Scot McKnight’s book, The Jesus Creed, helped me get a big picture perspective on the Lord’s Prayer. He points out in the book that the Lord’s Prayer is rooted in what Jesus considered to be the greatest commandment, “Love the Lord your God with all your heart and with all your soul and with all your mind … love your neighbor as yourself.” (Matthew 22:37, 39) If you take a look at the prayer, you’ll notice that it follows the same pattern.

The first half of the Lord’s Prayer explores what it means to love God through prayer.  God is addressed as “our Father”, not simply a god we wish to do business with. We long to see his name honored and worshiped (“hallowed be your name”). We align our will to God’s will by praying for God’s kingdom to come to earth so that his will be obeyed on earth just as it is in heaven. When you love someone, you begin to desire what they desire.

The second half of the Lord’s Prayer is an expression of loving your neighbor through prayer. Notice the pronouns in Matthew 6:11-13. It is never  “me”, “I” or “my”, but always “us”, “we” and “our”. We don’t pray for my daily bread, but our daily dread.  We are not asking for forgiveness only for ourselves, but for the community also. We don’t pray, “deliver me from temptation” only, but also, “help my friend, help my neighbor be freed from temptation.” The Lord’s Prayer does not ignore our personal needs, but it does teach us that prayer is incomplete without concern for our neighbor.

Two Approaches to Praying the Lord’s Prayer.  

Mark Gelinas introduced this approach at our worship service on April 30th. We did it as a church, but we invite you to try this on your own.

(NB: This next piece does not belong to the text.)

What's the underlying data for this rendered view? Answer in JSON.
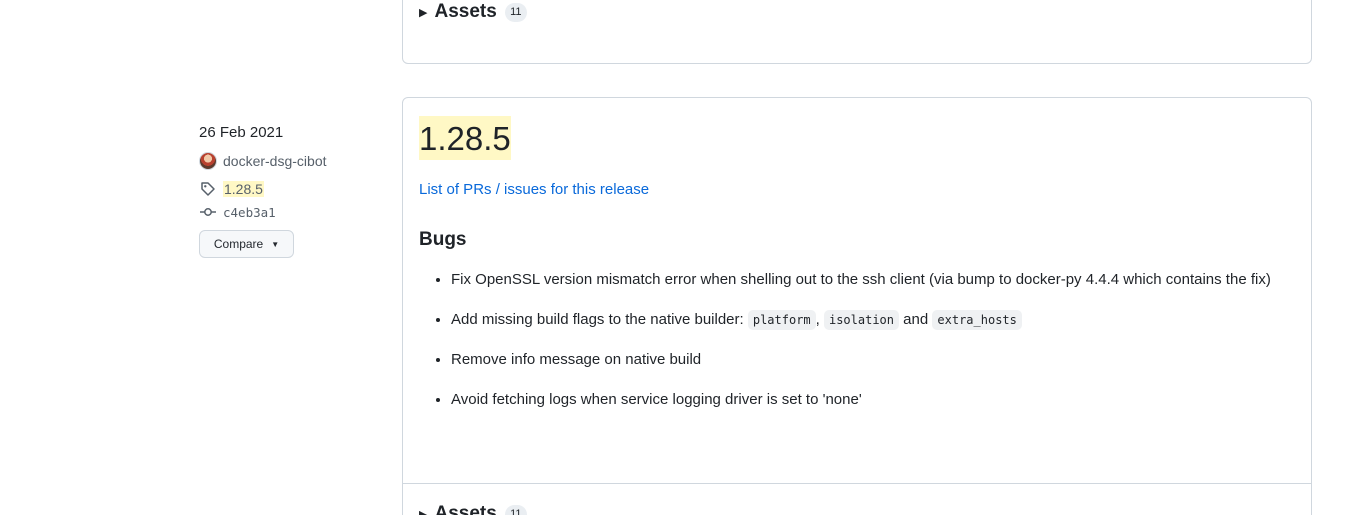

  • Read each line of the Lord’s Prayer slowly.
  • Pause after each line and reflect (meditate) on the words you have read.
  • Pray back to God whatever thoughts and prayers emerge from your meditation and then move on to the next line.
One of the men from our Wednesday Coffee group suggested praying through the Lord’s Prayer in a week, focusing, meditating and praying one line a day.
  • Monday – “Our Father in heaven”
  • Tuesday – “hallowed be your name”
  • Wednesday – “Your kingdom come, your will be done on earth as it is in heaven”
  • Thursday – “Give us today our daily bread.”
  • Friday – “Forgive us our debts as we also have forgiven our debtors.”
  • Saturday – “And lead us not into temptation, but deliver us from the evil one.”
Get Involved.
Our goal is to become people of prayer, not simply people who know a lot about prayer but never actually do it. You can help us towards this goal by giving this a try and posting your experiences and ideas as a comment to this post.